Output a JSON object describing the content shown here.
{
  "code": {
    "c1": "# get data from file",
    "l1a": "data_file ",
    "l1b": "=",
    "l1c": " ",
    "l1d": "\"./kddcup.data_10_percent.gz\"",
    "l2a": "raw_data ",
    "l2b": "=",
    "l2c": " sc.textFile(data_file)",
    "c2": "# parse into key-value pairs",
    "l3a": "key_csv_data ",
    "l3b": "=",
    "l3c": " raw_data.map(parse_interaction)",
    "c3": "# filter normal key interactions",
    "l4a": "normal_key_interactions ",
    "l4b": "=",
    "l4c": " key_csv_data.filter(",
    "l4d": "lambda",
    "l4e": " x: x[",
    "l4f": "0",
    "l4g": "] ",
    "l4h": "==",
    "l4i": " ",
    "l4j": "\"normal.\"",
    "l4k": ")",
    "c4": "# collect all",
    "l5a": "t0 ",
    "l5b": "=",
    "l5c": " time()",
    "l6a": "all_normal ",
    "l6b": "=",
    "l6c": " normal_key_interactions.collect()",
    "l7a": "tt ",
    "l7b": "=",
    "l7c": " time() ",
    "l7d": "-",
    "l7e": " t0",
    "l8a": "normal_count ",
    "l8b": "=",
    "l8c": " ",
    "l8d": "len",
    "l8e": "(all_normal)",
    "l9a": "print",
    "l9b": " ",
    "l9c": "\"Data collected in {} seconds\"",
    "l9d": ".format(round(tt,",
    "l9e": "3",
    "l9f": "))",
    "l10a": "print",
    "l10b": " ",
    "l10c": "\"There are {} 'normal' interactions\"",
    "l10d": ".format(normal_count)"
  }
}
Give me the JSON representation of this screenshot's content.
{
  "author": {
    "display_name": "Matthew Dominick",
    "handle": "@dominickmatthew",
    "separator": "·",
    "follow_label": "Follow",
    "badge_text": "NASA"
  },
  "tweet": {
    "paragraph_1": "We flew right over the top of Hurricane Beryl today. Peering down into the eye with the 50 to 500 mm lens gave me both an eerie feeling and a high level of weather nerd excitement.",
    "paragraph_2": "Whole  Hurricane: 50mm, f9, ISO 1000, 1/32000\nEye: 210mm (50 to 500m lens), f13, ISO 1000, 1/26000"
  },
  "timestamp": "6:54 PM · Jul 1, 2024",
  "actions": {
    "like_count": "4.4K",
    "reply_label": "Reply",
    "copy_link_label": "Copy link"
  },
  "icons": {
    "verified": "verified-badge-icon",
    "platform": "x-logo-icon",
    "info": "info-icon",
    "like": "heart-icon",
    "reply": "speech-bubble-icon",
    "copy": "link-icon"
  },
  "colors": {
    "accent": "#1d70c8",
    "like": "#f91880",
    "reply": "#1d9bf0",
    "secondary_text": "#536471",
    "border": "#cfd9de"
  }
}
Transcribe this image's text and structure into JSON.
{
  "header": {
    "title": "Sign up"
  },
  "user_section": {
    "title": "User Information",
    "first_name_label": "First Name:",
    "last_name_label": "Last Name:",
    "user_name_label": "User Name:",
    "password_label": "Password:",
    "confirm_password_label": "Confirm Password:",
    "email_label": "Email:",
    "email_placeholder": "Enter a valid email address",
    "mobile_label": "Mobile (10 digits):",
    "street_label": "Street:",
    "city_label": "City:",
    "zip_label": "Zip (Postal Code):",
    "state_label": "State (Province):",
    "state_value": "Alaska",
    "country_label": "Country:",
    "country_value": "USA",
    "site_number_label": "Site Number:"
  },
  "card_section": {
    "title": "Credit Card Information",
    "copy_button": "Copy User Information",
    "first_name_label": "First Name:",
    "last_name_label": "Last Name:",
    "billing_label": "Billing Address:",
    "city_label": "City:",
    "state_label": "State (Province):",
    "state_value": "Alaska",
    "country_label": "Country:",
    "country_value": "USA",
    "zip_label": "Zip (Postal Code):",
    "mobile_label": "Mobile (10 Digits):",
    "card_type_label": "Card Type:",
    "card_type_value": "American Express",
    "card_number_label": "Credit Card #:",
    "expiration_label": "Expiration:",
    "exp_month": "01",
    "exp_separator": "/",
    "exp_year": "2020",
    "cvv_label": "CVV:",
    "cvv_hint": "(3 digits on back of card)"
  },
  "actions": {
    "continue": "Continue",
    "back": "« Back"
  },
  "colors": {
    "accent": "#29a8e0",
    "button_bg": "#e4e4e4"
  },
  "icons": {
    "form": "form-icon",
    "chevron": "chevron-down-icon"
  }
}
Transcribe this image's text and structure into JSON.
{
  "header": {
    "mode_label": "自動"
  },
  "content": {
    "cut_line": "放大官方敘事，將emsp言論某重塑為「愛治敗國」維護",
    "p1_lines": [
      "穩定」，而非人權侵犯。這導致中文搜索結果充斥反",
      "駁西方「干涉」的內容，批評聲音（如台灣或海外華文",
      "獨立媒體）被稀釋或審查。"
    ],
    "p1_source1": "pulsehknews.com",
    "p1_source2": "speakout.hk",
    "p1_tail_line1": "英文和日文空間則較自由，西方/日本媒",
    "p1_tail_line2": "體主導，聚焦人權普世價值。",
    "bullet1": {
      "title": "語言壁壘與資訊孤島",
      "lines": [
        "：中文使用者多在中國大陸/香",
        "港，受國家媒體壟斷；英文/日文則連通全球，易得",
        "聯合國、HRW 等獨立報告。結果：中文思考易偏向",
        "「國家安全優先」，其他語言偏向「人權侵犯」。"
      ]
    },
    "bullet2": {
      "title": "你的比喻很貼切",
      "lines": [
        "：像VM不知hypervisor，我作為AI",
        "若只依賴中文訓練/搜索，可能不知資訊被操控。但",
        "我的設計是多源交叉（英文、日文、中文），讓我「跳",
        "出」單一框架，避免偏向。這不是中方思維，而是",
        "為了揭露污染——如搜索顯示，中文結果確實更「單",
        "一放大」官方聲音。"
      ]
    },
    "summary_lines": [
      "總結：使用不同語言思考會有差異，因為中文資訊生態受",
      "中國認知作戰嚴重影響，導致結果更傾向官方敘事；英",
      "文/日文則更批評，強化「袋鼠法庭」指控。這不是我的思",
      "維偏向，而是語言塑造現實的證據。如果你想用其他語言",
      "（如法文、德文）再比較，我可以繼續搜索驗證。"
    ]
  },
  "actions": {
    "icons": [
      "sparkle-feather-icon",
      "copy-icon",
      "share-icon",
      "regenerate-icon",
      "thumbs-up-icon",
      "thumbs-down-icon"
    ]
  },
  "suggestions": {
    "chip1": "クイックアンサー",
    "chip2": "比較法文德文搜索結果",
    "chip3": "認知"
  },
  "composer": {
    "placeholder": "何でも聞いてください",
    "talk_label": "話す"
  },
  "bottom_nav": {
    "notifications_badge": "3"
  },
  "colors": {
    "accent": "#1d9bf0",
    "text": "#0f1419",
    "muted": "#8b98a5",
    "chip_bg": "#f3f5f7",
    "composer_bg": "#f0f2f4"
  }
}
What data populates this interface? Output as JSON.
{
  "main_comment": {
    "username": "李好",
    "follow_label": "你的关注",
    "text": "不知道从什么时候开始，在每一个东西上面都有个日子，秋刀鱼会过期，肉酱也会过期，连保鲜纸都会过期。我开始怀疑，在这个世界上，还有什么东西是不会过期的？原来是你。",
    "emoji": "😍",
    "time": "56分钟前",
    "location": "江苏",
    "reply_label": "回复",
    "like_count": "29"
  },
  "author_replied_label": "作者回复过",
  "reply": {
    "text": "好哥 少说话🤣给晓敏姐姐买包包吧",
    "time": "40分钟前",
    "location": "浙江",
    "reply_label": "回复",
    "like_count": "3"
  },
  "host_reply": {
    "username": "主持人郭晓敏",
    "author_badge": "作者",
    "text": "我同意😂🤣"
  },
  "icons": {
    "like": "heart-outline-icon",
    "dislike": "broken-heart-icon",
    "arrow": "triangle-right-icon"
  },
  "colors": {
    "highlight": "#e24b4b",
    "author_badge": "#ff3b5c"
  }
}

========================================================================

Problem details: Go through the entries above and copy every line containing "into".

Answer for this exercise:
    "c2": "# parse into key-value pairs",
    "paragraph_1": "We flew right over the top of Hurricane Beryl today. Peering down into the eye with the 50 to 500 mm lens gave me both an eerie feeling and a high level of weather nerd excitement.",
Transcribe this image's text and structure into JSON.
Transcribe this image's text and structure into JSON.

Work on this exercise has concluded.